YOUR OBJECTIVE: Show every line of the records below that contains the word "this".
*** Opening THE RECORDS ***
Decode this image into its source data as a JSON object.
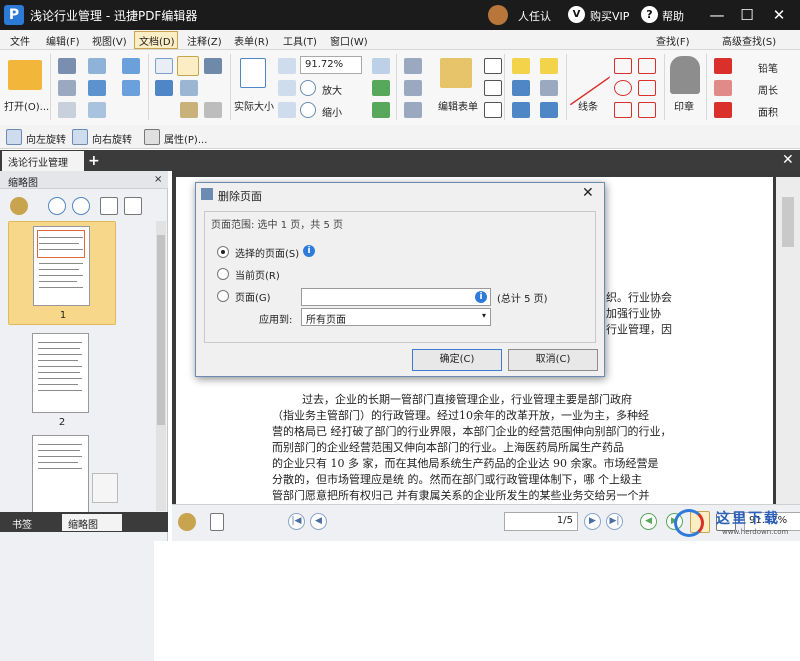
{
  "titlebar": {
    "title": "浅论行业管理 - 迅捷PDF编辑器",
    "logo": "P",
    "user": "人任认",
    "vip_icon": "V",
    "vip": "购买VIP",
    "help_icon": "?",
    "help": "帮助",
    "min": "—",
    "max": "☐",
    "close": "✕"
  },
  "menu": {
    "items": [
      "文件",
      "编辑(F)",
      "视图(V)",
      "文档(D)",
      "注释(Z)",
      "表单(R)",
      "工具(T)",
      "窗口(W)"
    ],
    "find": "查找(F)",
    "adv_find": "高级查找(S)"
  },
  "ribbon": {
    "open": "打开(O)...",
    "actual_size": "实际大小",
    "zoom_value": "91.72%",
    "zoom_in": "放大",
    "zoom_out": "缩小",
    "edit_form": "编辑表单",
    "lines": "线条",
    "stamp": "印章",
    "pencil": "铅笔",
    "perimeter": "周长",
    "area": "面积"
  },
  "quickbar": {
    "rotate_left": "向左旋转",
    "rotate_right": "向右旋转",
    "properties": "属性(P)..."
  },
  "tabs": {
    "doc": "浅论行业管理",
    "add": "+",
    "close_all": "✕"
  },
  "left_panel": {
    "title": "缩略图",
    "close": "×",
    "thumbs": [
      "1",
      "2"
    ],
    "bottom_tabs": [
      "书签",
      "缩略图"
    ]
  },
  "document": {
    "right_lines": [
      "织。行业协会",
      "加强行业协",
      "行业管理，因"
    ],
    "para": [
      "过去，企业的长期一管部门直接管理企业，行业管理主要是部门政府",
      "（指业务主管部门）的行政管理。经过10余年的改革开放，一业为主，多种经",
      "营的格局已 经打破了部门的行业界限，本部门企业的经营范围伸向别部门的行业，",
      "而别部门的企业经营范围又伸向本部门的行业。上海医药局所属生产药品",
      "的企业只有 10 多 家，而在其他局系统生产药品的企业达 90 余家。市场经营是",
      "分散的，但市场管理应是统   的。然而在部门或行政管理体制下，哪   个上级主",
      "管部门愿意把所有权归己 并有隶属关系的企业所发生的某些业务交给另一个并"
    ]
  },
  "statusbar": {
    "page": "1/5",
    "zoom": "91.72%"
  },
  "dialog": {
    "title": "删除页面",
    "close": "✕",
    "range": "页面范围: 选中 1 页，共 5 页",
    "opt_selected": "选择的页面(S)",
    "opt_current": "当前页(R)",
    "opt_pages": "页面(G)",
    "total": "(总计 5 页)",
    "apply_label": "应用到:",
    "apply_value": "所有页面",
    "info": "i",
    "ok": "确定(C)",
    "cancel": "取消(C)"
  },
  "watermark": {
    "text": "这里下载",
    "url": "www.herdown.com"
  },
  "colors": {
    "titlebar": "#1b1b1b",
    "accent_blue": "#2f7bd9",
    "selected_thumb": "#f7d88a",
    "dialog_border": "#6b8bb3"
  }
}
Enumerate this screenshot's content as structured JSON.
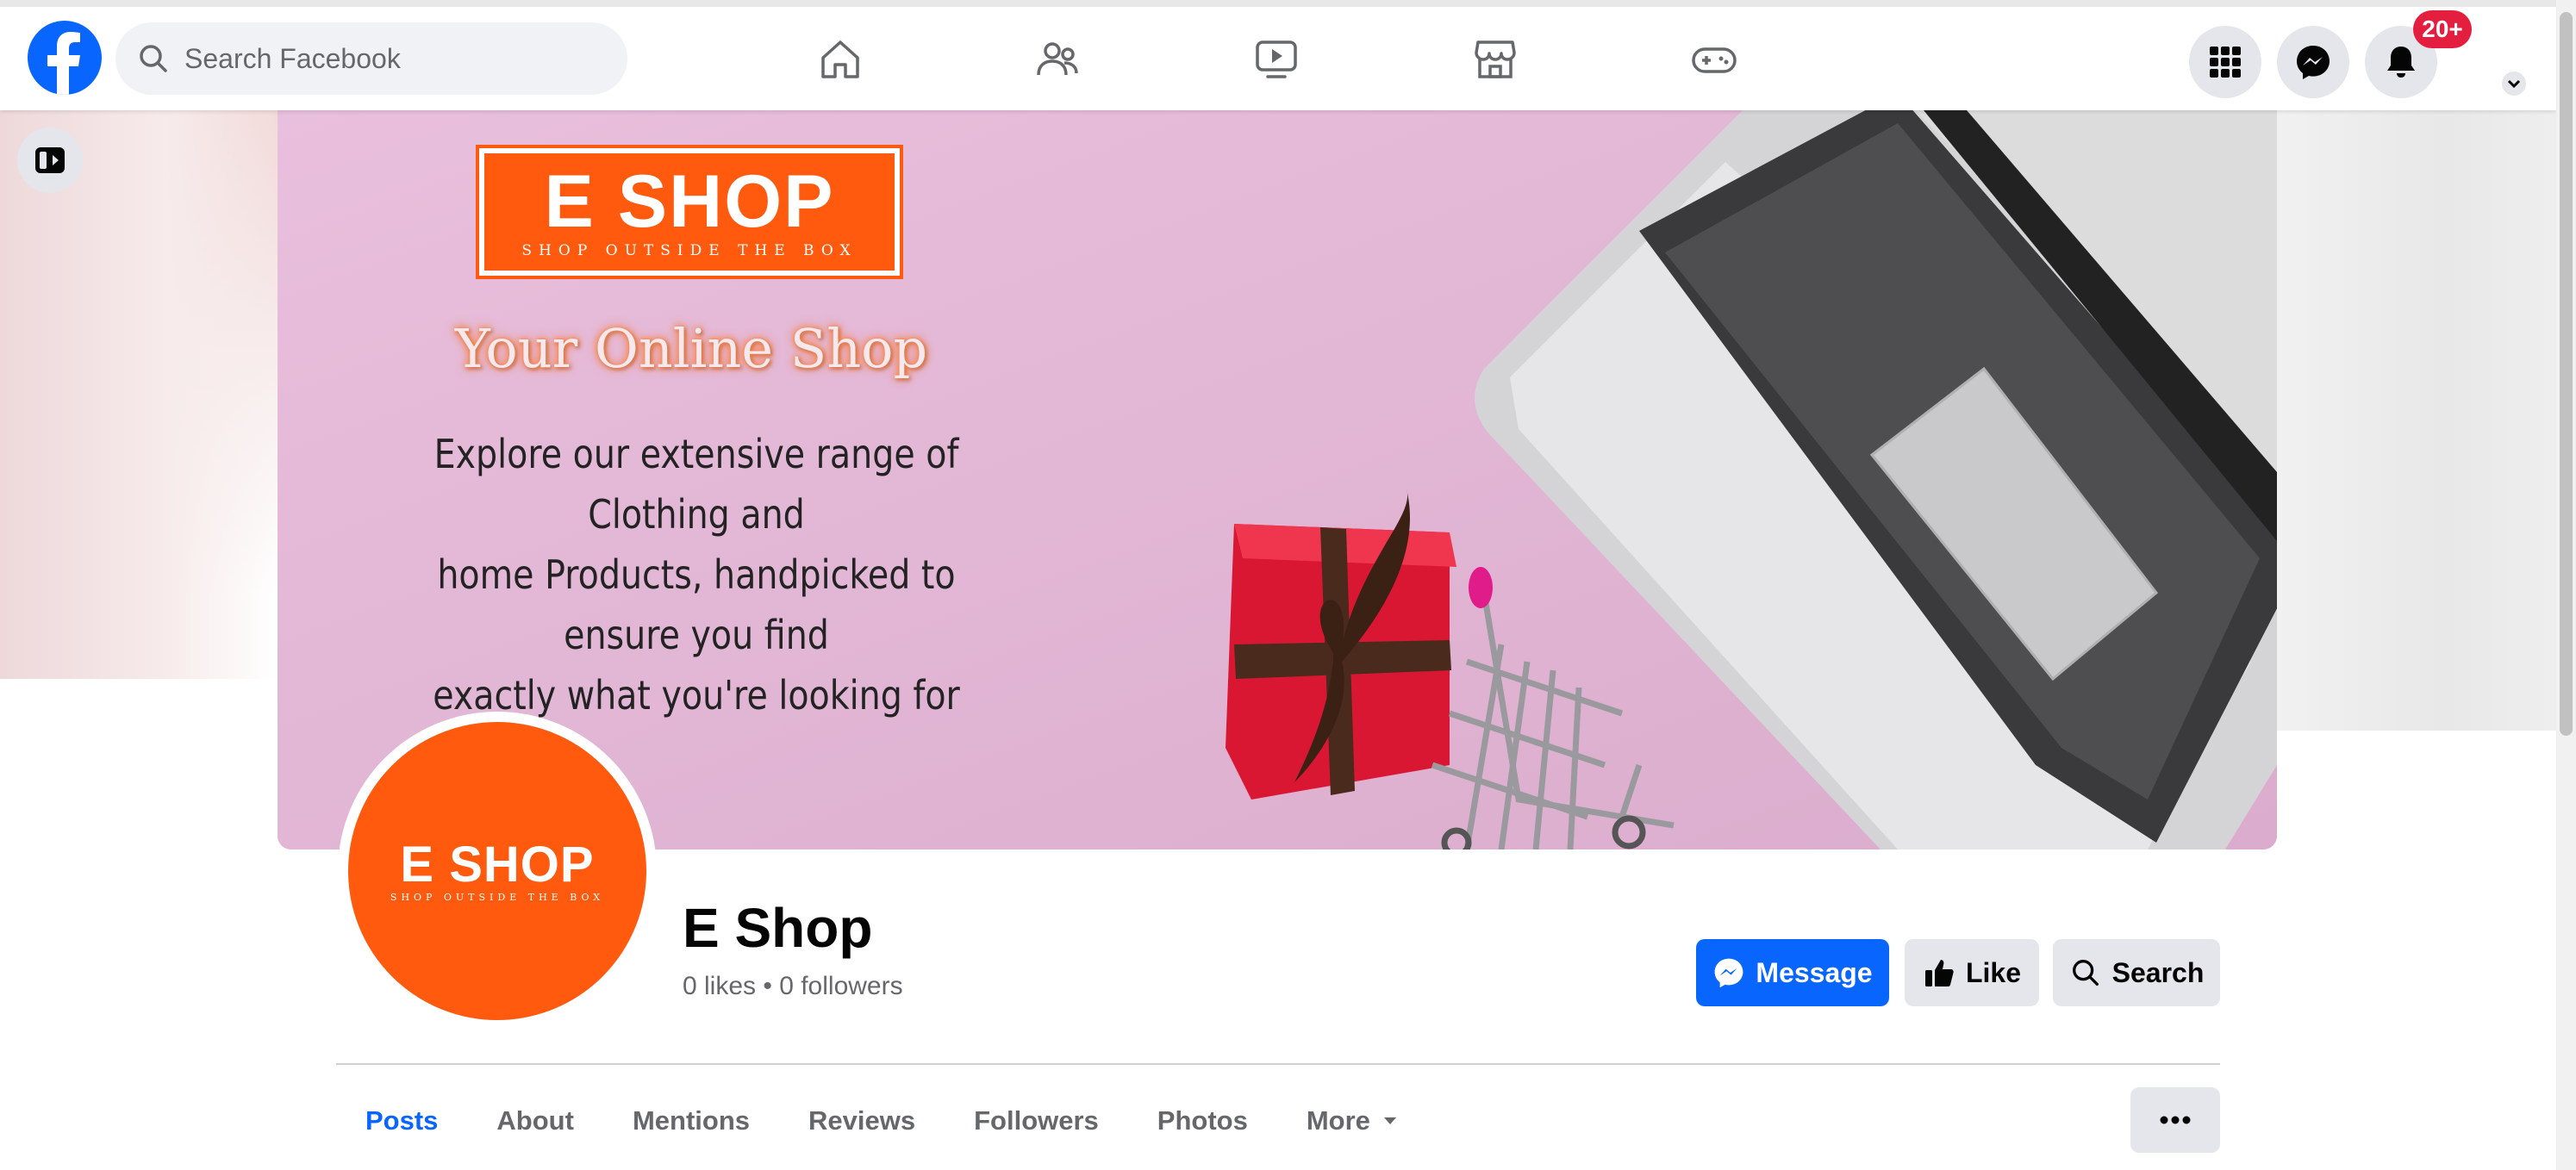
{
  "header": {
    "search_placeholder": "Search Facebook",
    "notification_count": "20+",
    "nav_icons": [
      "home-icon",
      "friends-icon",
      "video-icon",
      "marketplace-icon",
      "gaming-icon"
    ],
    "right_icons": [
      "menu-grid-icon",
      "messenger-icon",
      "bell-icon"
    ]
  },
  "cover": {
    "logo_main": "E SHOP",
    "logo_tagline": "Shop Outside The Box",
    "headline": "Your Online Shop",
    "body_lines": [
      "Explore our extensive range of Clothing and",
      "home Products, handpicked to ensure you find",
      "exactly what you're looking for"
    ]
  },
  "profile": {
    "logo_main": "E SHOP",
    "logo_tagline": "Shop Outside The Box"
  },
  "page": {
    "name": "E Shop",
    "stats": "0 likes • 0 followers"
  },
  "actions": {
    "message": "Message",
    "like": "Like",
    "search": "Search"
  },
  "tabs": [
    {
      "label": "Posts",
      "active": true
    },
    {
      "label": "About"
    },
    {
      "label": "Mentions"
    },
    {
      "label": "Reviews"
    },
    {
      "label": "Followers"
    },
    {
      "label": "Photos"
    },
    {
      "label": "More"
    }
  ],
  "colors": {
    "brand_blue": "#0866ff",
    "shop_orange": "#ff5a0e",
    "badge_red": "#e41e3f",
    "cover_pink": "#e2b7d6"
  }
}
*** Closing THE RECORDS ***
YOUR RESPONSE:
Decode this image into its source data as a JSON object.
Enumerate this screenshot's content as structured JSON.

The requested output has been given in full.